# Material for this exercise

********

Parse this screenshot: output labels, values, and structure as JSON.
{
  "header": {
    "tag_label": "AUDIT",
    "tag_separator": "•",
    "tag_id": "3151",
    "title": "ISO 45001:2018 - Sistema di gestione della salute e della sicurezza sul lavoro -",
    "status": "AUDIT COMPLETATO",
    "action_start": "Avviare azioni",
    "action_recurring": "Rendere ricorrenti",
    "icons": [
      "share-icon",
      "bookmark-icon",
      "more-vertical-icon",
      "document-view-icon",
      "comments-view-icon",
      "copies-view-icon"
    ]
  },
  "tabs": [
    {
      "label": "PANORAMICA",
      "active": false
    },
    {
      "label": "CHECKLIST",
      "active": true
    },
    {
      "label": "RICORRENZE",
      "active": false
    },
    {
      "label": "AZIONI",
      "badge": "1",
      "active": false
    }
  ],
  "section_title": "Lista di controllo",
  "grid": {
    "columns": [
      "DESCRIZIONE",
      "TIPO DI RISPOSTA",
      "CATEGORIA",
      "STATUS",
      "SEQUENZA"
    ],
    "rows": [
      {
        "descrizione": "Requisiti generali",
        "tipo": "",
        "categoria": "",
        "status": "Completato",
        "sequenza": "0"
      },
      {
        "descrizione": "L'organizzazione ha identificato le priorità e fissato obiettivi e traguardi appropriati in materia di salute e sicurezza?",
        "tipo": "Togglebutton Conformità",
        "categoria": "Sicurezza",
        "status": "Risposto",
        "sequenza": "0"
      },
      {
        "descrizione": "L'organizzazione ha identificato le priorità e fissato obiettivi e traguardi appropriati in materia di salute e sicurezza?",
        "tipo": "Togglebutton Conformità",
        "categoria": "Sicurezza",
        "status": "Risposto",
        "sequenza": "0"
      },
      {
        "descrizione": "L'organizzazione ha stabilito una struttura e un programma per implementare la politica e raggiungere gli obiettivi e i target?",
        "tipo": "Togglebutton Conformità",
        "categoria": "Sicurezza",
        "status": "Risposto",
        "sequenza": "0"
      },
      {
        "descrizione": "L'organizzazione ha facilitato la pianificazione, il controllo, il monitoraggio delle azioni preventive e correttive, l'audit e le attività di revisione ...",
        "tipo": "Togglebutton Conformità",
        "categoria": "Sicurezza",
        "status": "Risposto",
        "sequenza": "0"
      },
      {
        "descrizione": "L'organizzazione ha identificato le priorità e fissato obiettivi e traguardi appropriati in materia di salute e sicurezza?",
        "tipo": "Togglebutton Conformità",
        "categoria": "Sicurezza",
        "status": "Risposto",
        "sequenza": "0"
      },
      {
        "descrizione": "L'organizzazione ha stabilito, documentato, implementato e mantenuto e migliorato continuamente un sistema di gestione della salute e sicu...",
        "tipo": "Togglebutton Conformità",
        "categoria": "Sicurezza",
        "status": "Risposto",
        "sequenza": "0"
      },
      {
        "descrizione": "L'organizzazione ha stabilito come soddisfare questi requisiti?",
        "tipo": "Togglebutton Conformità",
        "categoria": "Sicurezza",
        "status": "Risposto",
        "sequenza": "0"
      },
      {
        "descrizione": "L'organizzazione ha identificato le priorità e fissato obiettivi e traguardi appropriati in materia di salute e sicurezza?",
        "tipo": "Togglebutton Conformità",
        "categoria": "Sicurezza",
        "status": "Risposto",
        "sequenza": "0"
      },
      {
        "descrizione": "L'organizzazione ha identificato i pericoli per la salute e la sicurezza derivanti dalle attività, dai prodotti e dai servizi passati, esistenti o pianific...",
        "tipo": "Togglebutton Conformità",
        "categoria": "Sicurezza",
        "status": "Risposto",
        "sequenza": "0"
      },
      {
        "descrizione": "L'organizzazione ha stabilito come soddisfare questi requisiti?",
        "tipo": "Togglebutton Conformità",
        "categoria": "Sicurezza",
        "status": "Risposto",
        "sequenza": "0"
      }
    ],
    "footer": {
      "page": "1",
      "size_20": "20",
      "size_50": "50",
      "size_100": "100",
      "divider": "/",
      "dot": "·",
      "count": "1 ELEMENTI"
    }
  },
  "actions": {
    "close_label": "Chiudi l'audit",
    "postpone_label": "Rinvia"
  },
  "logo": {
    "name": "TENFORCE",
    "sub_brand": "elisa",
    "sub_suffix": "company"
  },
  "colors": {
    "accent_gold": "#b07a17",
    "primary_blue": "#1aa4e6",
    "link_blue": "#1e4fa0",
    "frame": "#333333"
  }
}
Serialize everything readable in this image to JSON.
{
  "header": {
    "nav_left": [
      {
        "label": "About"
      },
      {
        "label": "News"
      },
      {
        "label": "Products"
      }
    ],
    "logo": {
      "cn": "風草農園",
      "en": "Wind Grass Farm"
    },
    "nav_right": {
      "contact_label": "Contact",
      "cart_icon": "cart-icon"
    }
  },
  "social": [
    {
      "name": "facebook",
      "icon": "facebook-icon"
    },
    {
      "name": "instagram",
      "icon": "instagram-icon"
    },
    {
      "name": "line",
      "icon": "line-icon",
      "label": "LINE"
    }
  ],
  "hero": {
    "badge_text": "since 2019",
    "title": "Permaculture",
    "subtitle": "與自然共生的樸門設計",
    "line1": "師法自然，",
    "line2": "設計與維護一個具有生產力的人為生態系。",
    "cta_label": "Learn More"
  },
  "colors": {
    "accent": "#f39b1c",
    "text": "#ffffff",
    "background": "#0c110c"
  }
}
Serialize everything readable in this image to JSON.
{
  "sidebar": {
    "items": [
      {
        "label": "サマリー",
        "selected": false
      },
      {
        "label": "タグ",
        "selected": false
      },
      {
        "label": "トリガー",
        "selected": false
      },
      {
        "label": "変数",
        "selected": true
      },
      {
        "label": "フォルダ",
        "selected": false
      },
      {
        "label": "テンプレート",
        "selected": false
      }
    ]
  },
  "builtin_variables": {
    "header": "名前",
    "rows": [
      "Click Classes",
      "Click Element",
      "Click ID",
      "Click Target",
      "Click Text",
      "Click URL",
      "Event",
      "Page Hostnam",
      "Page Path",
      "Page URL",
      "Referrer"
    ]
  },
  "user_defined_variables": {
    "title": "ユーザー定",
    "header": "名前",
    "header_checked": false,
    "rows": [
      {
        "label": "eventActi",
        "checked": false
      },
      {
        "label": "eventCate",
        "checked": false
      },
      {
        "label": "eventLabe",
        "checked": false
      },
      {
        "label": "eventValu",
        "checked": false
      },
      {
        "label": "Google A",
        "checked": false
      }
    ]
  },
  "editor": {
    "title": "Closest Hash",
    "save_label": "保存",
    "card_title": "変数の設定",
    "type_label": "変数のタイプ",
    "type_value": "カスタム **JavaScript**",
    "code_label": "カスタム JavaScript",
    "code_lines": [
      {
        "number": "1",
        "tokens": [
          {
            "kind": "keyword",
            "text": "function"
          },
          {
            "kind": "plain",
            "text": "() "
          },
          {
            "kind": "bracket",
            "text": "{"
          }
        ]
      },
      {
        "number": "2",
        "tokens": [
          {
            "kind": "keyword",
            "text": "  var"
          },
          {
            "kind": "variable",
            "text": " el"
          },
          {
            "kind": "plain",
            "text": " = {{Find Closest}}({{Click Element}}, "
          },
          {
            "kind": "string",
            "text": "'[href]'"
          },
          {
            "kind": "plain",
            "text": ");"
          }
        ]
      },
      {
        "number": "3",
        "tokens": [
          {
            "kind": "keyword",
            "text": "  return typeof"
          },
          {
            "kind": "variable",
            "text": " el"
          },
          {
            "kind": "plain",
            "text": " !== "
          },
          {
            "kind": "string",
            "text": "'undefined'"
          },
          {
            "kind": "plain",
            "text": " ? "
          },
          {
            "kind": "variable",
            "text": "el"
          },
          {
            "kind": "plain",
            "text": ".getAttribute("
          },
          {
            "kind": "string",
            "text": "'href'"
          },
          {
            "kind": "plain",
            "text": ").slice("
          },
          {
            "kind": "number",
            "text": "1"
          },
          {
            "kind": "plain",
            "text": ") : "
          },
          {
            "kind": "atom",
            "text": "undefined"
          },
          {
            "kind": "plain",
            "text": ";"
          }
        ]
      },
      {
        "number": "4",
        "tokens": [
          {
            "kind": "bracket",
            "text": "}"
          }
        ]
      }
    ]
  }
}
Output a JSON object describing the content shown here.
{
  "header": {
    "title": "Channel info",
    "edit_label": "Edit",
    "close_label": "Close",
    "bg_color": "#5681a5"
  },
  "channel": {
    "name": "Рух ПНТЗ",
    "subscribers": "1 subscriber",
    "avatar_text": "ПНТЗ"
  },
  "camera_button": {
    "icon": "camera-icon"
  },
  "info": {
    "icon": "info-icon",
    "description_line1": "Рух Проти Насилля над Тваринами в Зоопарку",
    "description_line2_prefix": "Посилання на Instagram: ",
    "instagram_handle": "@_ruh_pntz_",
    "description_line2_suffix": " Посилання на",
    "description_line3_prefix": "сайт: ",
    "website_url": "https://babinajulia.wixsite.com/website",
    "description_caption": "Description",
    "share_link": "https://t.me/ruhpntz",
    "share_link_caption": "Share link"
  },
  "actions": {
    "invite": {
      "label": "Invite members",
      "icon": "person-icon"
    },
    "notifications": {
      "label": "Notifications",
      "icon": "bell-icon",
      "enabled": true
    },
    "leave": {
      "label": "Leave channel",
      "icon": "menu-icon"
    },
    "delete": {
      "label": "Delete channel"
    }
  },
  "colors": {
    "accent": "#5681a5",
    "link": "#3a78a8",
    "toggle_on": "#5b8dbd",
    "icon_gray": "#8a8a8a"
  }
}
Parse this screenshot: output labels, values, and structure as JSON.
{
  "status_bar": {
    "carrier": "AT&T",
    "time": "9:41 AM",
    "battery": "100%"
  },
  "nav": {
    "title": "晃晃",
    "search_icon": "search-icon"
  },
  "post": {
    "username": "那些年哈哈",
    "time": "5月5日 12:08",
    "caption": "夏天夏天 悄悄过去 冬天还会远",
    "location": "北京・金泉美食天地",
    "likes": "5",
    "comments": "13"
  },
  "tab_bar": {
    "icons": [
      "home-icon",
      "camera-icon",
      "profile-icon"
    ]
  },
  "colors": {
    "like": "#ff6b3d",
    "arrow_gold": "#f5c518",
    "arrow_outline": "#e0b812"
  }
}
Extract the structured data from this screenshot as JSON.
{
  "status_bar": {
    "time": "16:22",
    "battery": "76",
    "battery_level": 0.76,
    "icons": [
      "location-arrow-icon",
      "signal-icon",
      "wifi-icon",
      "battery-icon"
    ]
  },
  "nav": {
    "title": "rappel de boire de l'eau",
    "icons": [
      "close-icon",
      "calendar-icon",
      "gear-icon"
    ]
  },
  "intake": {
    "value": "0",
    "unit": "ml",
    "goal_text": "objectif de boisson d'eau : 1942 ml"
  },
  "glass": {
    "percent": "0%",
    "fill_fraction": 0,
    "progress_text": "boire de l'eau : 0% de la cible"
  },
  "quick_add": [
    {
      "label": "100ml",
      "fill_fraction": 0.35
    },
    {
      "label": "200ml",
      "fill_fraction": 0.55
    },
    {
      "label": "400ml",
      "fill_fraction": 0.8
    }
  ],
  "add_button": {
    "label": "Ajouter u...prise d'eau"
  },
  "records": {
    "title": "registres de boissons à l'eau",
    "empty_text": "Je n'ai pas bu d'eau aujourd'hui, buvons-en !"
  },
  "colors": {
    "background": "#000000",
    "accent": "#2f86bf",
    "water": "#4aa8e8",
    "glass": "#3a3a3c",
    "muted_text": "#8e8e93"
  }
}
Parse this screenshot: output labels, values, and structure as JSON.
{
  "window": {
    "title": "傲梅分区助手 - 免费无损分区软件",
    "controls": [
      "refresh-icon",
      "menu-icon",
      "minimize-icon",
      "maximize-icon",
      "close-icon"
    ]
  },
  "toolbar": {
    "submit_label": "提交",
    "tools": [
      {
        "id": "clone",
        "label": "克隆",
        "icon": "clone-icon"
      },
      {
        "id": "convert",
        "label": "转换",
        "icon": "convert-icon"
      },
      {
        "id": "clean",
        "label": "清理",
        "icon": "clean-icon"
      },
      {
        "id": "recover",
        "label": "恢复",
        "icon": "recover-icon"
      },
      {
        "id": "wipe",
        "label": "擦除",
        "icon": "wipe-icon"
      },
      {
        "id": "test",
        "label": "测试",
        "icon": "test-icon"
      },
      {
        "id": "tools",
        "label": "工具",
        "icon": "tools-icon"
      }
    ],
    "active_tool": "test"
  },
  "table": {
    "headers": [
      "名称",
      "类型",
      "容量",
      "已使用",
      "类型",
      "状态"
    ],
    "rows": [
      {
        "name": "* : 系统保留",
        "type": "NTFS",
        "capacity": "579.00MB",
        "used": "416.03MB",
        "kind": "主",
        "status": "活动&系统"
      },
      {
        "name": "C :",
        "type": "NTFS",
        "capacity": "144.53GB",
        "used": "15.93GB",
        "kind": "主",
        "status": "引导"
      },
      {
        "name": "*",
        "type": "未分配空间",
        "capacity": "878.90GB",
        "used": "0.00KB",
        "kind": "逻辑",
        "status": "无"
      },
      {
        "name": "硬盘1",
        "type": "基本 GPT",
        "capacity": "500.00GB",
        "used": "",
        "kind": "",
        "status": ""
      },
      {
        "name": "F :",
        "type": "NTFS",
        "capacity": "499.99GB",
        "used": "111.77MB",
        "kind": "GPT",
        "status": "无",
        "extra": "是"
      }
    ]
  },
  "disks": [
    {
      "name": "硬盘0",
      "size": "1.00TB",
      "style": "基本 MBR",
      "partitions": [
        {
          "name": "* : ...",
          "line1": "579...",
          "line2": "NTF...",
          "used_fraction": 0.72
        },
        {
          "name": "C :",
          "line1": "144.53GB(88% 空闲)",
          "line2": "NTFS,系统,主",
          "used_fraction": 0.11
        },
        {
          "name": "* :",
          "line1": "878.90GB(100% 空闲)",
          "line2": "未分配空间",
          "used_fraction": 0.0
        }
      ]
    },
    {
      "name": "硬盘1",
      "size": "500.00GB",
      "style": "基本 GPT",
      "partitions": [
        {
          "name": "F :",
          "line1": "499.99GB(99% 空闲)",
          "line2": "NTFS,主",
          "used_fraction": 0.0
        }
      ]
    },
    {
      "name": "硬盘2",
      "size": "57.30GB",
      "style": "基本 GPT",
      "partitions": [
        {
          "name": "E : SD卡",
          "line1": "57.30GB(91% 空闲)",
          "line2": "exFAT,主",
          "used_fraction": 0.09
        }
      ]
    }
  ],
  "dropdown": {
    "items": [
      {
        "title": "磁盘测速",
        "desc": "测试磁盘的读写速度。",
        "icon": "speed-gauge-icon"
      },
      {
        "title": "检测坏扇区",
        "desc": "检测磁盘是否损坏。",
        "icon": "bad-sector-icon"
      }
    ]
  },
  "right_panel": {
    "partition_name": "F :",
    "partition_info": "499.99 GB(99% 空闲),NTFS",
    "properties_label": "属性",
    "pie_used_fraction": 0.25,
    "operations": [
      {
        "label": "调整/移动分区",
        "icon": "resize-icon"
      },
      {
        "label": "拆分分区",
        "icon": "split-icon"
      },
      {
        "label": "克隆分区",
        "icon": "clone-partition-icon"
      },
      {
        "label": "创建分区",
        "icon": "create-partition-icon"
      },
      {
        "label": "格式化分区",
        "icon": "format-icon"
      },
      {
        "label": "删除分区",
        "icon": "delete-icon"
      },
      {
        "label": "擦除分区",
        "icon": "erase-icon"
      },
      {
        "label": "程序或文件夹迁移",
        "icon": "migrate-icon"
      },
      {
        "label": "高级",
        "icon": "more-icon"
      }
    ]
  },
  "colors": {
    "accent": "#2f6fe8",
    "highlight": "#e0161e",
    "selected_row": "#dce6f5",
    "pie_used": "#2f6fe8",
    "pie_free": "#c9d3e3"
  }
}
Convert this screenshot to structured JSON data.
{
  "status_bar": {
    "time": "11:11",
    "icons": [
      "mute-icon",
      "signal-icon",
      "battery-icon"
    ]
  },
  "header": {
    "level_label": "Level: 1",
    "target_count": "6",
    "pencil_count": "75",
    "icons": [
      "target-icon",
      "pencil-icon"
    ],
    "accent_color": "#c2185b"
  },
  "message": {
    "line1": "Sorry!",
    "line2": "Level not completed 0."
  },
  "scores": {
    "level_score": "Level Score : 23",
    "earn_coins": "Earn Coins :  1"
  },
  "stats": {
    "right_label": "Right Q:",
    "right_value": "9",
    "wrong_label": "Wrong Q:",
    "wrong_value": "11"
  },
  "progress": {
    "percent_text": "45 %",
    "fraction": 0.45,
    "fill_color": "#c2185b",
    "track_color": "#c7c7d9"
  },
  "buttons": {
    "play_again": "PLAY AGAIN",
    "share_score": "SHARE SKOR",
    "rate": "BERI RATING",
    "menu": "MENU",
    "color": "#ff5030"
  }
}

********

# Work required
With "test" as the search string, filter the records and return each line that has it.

# Written response
        "id": "test",
        "icon": "test-icon"
    "active_tool": "test"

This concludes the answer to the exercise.